10/24/2008 12:00AM

Track's future rests on several elements


FORT ERIE, Ontario - The racing season at Fort Erie concludes Tuesday, and the question on everyone's mind is whether live racing at this 111-year-old border oval is in jeopardy. There is still room for optimism, but a concerted effort by a number of interested players is needed for racing to return next year.

Management has not applied for racing dates for next year, but that option is still available. Fort Erie opened its gates in 1897 and has managed to keep operating through a number of economic downturns and now faces one more challenge.

Currently owned by Nordic Gaming Corporation, a subsidiary the El-Ad Group development company, the track has not shown a profit in recent years. Casino revenue, which supports purses, has dropped considerably. In fact, the track and horsemen's percentage of that revenue has fallen to the point where racing days have been cut by 20 percent and purses halved.

A proposal by El-Ad Group to build a major hotel, housing, and entertainment project adjacent to the racetrack and upgrade to the grandstand and backstretch may have been compromised to some extent by the recent worldwide financial crisis. A request to the provincial government for assistance to help the live racing program remains on the table.

A Nordic spokesman, Stephen Ayers, has said that the track's future depends on a supportive decision by the government and the necessary interest and participation of the town, the local horsemen's association, and other associated parties.

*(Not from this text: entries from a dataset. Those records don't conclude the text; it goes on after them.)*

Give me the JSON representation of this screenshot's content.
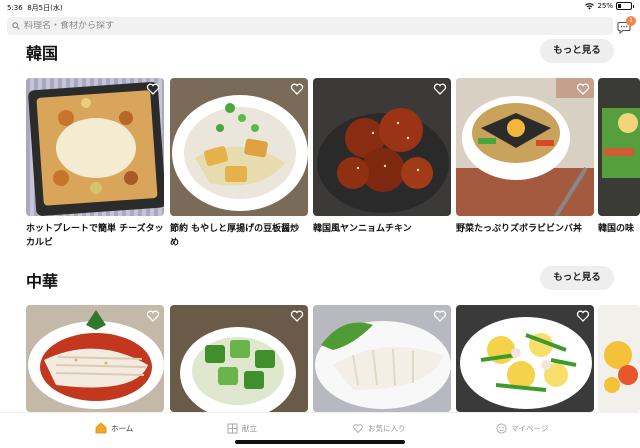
{
  "status": {
    "time": "5:36",
    "date": "8月5日(水)",
    "battery": "25%",
    "battery_level": 0.25
  },
  "search": {
    "placeholder": "料理名・食材から探す"
  },
  "notifications": {
    "badge": "1"
  },
  "sections": [
    {
      "title": "韓国",
      "more_label": "もっと見る",
      "recipes": [
        {
          "title": "ホットプレートで簡単 チーズタッカルビ"
        },
        {
          "title": "節約 もやしと厚揚げの豆板醤炒め"
        },
        {
          "title": "韓国風ヤンニョムチキン"
        },
        {
          "title": "野菜たっぷりズボラビビンバ丼"
        },
        {
          "title": "韓国の味"
        }
      ]
    },
    {
      "title": "中華",
      "more_label": "もっと見る",
      "recipes": [
        {
          "title": ""
        },
        {
          "title": ""
        },
        {
          "title": ""
        },
        {
          "title": ""
        },
        {
          "title": ""
        }
      ]
    }
  ],
  "tabs": [
    {
      "label": "ホーム",
      "icon": "home-icon"
    },
    {
      "label": "献立",
      "icon": "menu-icon"
    },
    {
      "label": "お気に入り",
      "icon": "heart-icon"
    },
    {
      "label": "マイページ",
      "icon": "smile-icon"
    }
  ],
  "colors": {
    "accent": "#f0824a",
    "home_icon": "#f5a623"
  }
}
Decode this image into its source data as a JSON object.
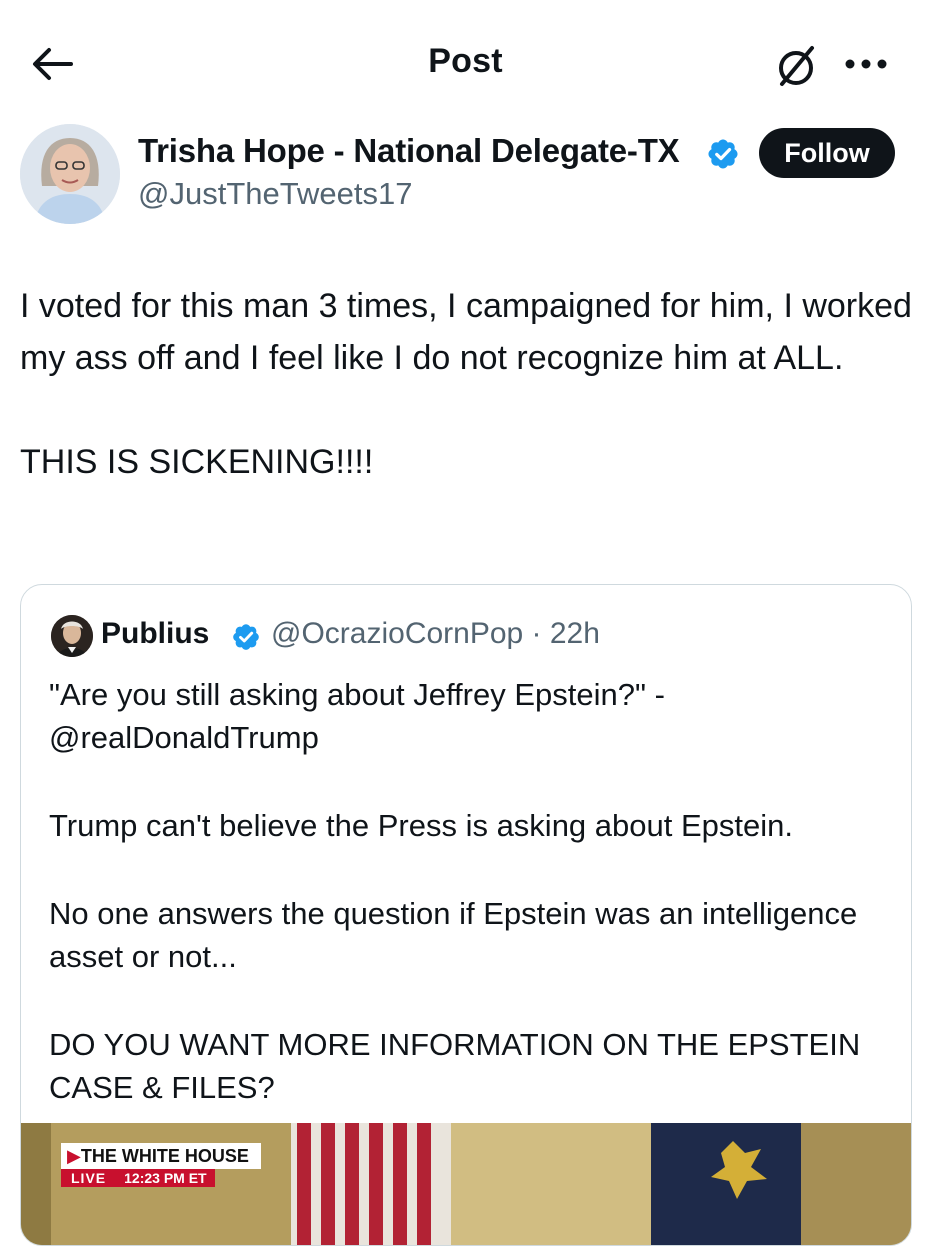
{
  "header": {
    "title": "Post"
  },
  "author": {
    "name": "Trisha Hope - National Delegate-TX",
    "handle": "@JustTheTweets17",
    "follow_label": "Follow"
  },
  "post": {
    "paragraphs": [
      "I voted for this man 3 times, I campaigned for him, I worked my ass off and I feel like I do not recognize him at ALL.",
      "THIS IS SICKENING!!!!"
    ]
  },
  "quote": {
    "name": "Publius",
    "handle_time": "@OcrazioCornPop · 22h",
    "paragraphs": [
      "\"Are you still asking about Jeffrey Epstein?\" - @realDonaldTrump",
      "Trump can't believe the Press is asking about Epstein.",
      "No one answers the question if Epstein was an intelligence asset or not...",
      "DO YOU WANT MORE INFORMATION ON THE EPSTEIN CASE & FILES?"
    ],
    "media": {
      "chyron_title": "THE WHITE HOUSE",
      "chyron_live": "LIVE",
      "chyron_time": "12:23 PM ET"
    }
  },
  "colors": {
    "verified": "#1d9bf0",
    "follow_bg": "#0f1419",
    "secondary_text": "#536471"
  },
  "icons": [
    "back-arrow-icon",
    "grok-icon",
    "more-icon",
    "verified-icon"
  ]
}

Two apprentices break through with wins

Apprentice Cory Spataro rode 44 horses at the Fort before winning his first race on Oct. 7. He was in a jubilant mood after the race, and when he said, "I would like to win three more before the season ends and then hang up my tack for the winter, as that could extend my apprenticeship," some observers thought he was overreaching. But they were soon proved wrong.

Last Monday, only 16 rides and two weeks after that first win, Spataro won his fourth race and then put away his tack until next year.

Another apprentice here achieved his first and second wins last Sunday. Eric Edwards, 34, brought home Carysfort Light in the first race and then doubled up with Genuine Princess in the fifth. It took Edwards over 70 races to win his maiden, and his whooping holler and whip salute as he crossed the finish line in the first race, reminiscent of a rider winning the Kentucky Derby, clearly identified the moment.

"That salute with my whip was my way of thanking the Lord," said Edwards. "It had been a long dry spell, and I was grateful to finally get that first win behind me."

Edwards went on to thank Jim McAleney, leading rider at Woodbine, for his help and guidance. He also made special mention of Harold Ladouceur, the owner and trainer of his first winner.

Bright N Golden named best

The 2008 Horsemen's Benevolent and Protective Association awards dinner was held last Thursday. Bright N Golden won as top male sprinter and horse of the year. Smiling Jordan won distance male honors for the second year in a row. Turf male of the year went to the old campaigner Sandspit.

Nasty Fever took home best turf female and distance female honors. The male and female claimers of the year were Choreography and Rosie Regent, respectively. Rosie Regent also won female sprinter of the year. Other categories included best claim, Harveys Victor, and dash champion, Krz n' Flashy.

In the trainer and jockey categories, Lyle Morden, who has a high win percentage, was voted outstanding trainer by his peers, and David Garcia was voted the best rider.

The leading apprentice was Melanie Pinto and the leading female rider was Cory Clark. Claudia Rabstein was voted top assistant trainer and Jean Milligan groom of the year.

Entering the final days of the meet, jockey Chad Beckon and trainer Mike Newell appear to be the likely winners in the rider and trainer standings.